## [Work required]
Give the data again exactly as it appears.

_ _ _ _ _ _ _

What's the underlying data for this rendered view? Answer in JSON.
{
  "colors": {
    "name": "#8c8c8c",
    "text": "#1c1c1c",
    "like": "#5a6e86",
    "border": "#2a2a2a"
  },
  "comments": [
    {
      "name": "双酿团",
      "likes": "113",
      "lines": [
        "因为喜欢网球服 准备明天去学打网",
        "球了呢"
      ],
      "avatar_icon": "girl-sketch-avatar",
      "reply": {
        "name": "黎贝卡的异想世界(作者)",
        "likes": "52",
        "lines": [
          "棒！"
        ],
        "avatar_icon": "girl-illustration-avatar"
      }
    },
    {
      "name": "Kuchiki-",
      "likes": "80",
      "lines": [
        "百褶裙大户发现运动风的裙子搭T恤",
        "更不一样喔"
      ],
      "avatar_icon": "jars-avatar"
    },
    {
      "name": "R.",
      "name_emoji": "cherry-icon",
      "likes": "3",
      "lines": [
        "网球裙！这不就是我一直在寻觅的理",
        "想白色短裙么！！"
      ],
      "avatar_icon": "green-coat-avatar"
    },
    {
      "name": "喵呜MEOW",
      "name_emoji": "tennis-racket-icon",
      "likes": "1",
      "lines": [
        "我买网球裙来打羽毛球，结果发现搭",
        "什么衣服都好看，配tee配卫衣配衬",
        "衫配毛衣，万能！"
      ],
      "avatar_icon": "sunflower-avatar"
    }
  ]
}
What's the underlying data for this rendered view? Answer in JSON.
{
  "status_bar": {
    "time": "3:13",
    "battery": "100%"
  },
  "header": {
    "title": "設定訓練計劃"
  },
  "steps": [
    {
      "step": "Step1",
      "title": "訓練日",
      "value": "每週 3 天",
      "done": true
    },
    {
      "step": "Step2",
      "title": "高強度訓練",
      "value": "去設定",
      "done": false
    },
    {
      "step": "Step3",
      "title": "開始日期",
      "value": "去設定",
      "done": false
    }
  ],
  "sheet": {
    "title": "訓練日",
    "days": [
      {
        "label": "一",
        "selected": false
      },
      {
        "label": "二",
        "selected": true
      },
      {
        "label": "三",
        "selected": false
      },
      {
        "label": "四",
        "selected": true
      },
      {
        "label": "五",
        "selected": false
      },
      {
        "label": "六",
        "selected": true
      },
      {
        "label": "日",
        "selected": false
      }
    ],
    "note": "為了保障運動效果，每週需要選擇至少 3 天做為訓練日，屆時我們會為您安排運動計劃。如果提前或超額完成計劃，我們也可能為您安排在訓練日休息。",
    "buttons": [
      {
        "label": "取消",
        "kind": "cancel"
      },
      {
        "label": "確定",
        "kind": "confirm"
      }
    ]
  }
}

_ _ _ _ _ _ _

## [Task answer]
What's the underlying data for this rendered view? Answer in JSON.
{
  "colors": {
    "name": "#8c8c8c",
    "text": "#1c1c1c",
    "like": "#5a6e86",
    "border": "#2a2a2a"
  },
  "comments": [
    {
      "name": "双酿团",
      "likes": "113",
      "lines": [
        "因为喜欢网球服 准备明天去学打网",
        "球了呢"
      ],
      "avatar_icon": "girl-sketch-avatar",
      "reply": {
        "name": "黎贝卡的异想世界(作者)",
        "likes": "52",
        "lines": [
          "棒！"
        ],
        "avatar_icon": "girl-illustration-avatar"
      }
    },
    {
      "name": "Kuchiki-",
      "likes": "80",
      "lines": [
        "百褶裙大户发现运动风的裙子搭T恤",
        "更不一样喔"
      ],
      "avatar_icon": "jars-avatar"
    },
    {
      "name": "R.",
      "name_emoji": "cherry-icon",
      "likes": "3",
      "lines": [
        "网球裙！这不就是我一直在寻觅的理",
        "想白色短裙么！！"
      ],
      "avatar_icon": "green-coat-avatar"
    },
    {
      "name": "喵呜MEOW",
      "name_emoji": "tennis-racket-icon",
      "likes": "1",
      "lines": [
        "我买网球裙来打羽毛球，结果发现搭",
        "什么衣服都好看，配tee配卫衣配衬",
        "衫配毛衣，万能！"
      ],
      "avatar_icon": "sunflower-avatar"
    }
  ]
}
What's the underlying data for this rendered view? Answer in JSON.
{
  "status_bar": {
    "time": "3:13",
    "battery": "100%"
  },
  "header": {
    "title": "設定訓練計劃"
  },
  "steps": [
    {
      "step": "Step1",
      "title": "訓練日",
      "value": "每週 3 天",
      "done": true
    },
    {
      "step": "Step2",
      "title": "高強度訓練",
      "value": "去設定",
      "done": false
    },
    {
      "step": "Step3",
      "title": "開始日期",
      "value": "去設定",
      "done": false
    }
  ],
  "sheet": {
    "title": "訓練日",
    "days": [
      {
        "label": "一",
        "selected": false
      },
      {
        "label": "二",
        "selected": true
      },
      {
        "label": "三",
        "selected": false
      },
      {
        "label": "四",
        "selected": true
      },
      {
        "label": "五",
        "selected": false
      },
      {
        "label": "六",
        "selected": true
      },
      {
        "label": "日",
        "selected": false
      }
    ],
    "note": "為了保障運動效果，每週需要選擇至少 3 天做為訓練日，屆時我們會為您安排運動計劃。如果提前或超額完成計劃，我們也可能為您安排在訓練日休息。",
    "buttons": [
      {
        "label": "取消",
        "kind": "cancel"
      },
      {
        "label": "確定",
        "kind": "confirm"
      }
    ]
  }
}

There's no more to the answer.